### EXERCISE BRIEF
Across the whole listing, state how many lines include "meeting". Add nothing to that number.

### DATA
┄┄┄┄┄┄

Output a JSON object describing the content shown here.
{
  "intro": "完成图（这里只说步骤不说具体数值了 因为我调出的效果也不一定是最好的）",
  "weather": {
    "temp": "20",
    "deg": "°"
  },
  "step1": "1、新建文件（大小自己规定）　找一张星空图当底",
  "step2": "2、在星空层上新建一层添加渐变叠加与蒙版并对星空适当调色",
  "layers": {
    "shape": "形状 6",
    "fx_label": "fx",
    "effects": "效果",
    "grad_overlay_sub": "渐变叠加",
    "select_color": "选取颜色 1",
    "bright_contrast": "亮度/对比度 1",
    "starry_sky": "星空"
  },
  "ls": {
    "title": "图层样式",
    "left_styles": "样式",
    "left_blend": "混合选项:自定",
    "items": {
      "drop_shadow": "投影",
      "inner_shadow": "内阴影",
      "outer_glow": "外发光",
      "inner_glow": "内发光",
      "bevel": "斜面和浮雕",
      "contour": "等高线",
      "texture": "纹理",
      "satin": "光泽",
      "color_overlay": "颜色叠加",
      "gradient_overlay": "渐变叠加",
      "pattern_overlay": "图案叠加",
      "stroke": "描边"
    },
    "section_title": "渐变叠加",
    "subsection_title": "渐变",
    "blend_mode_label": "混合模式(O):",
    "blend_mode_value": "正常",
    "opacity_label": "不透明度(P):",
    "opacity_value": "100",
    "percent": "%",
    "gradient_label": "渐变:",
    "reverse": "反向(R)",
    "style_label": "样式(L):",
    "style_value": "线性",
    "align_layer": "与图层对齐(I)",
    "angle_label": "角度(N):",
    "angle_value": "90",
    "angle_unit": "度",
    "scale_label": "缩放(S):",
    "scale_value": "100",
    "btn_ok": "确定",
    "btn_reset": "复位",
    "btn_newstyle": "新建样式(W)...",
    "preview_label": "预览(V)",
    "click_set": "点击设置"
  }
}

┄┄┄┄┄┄

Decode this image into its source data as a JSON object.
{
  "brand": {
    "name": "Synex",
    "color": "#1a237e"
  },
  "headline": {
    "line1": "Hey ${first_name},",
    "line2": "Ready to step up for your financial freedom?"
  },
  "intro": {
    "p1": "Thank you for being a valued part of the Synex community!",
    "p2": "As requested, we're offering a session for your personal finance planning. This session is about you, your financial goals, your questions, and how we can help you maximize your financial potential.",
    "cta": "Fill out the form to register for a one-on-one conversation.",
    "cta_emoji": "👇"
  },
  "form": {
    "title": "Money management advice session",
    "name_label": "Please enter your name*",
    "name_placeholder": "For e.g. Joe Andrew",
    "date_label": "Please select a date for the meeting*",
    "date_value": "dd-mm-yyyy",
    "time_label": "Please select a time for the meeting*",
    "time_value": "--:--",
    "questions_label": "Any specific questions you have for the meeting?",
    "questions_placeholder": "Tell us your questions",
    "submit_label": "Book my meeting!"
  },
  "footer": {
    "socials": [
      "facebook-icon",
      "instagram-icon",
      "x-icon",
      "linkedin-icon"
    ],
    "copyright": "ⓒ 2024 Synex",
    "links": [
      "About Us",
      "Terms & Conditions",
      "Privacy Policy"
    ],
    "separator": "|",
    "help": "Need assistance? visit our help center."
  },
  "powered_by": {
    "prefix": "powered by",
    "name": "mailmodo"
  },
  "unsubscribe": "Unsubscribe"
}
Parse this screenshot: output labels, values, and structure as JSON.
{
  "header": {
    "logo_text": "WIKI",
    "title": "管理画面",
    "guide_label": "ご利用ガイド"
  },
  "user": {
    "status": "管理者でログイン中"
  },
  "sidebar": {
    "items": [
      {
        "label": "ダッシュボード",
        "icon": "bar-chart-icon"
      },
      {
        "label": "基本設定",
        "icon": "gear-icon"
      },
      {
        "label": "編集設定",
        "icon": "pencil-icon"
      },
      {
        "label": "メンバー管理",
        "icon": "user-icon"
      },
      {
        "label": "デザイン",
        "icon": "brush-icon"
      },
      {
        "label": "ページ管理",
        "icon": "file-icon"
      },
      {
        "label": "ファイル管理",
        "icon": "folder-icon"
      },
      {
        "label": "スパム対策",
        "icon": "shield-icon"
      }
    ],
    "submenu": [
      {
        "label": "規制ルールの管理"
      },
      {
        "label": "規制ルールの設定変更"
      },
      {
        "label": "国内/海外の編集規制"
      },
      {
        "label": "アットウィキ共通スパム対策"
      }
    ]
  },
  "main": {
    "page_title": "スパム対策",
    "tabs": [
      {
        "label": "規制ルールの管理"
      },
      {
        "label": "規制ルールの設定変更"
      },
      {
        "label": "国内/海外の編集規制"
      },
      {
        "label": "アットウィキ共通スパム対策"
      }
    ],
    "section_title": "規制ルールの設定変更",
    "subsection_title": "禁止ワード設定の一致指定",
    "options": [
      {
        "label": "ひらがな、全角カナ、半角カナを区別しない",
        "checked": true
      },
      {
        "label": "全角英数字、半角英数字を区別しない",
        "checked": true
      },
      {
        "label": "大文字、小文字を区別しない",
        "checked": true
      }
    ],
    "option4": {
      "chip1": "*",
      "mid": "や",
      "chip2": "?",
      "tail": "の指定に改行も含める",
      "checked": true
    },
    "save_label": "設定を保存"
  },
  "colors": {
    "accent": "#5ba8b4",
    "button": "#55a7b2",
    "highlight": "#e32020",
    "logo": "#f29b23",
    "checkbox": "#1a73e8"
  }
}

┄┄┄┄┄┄

### TASK OUTPUT
4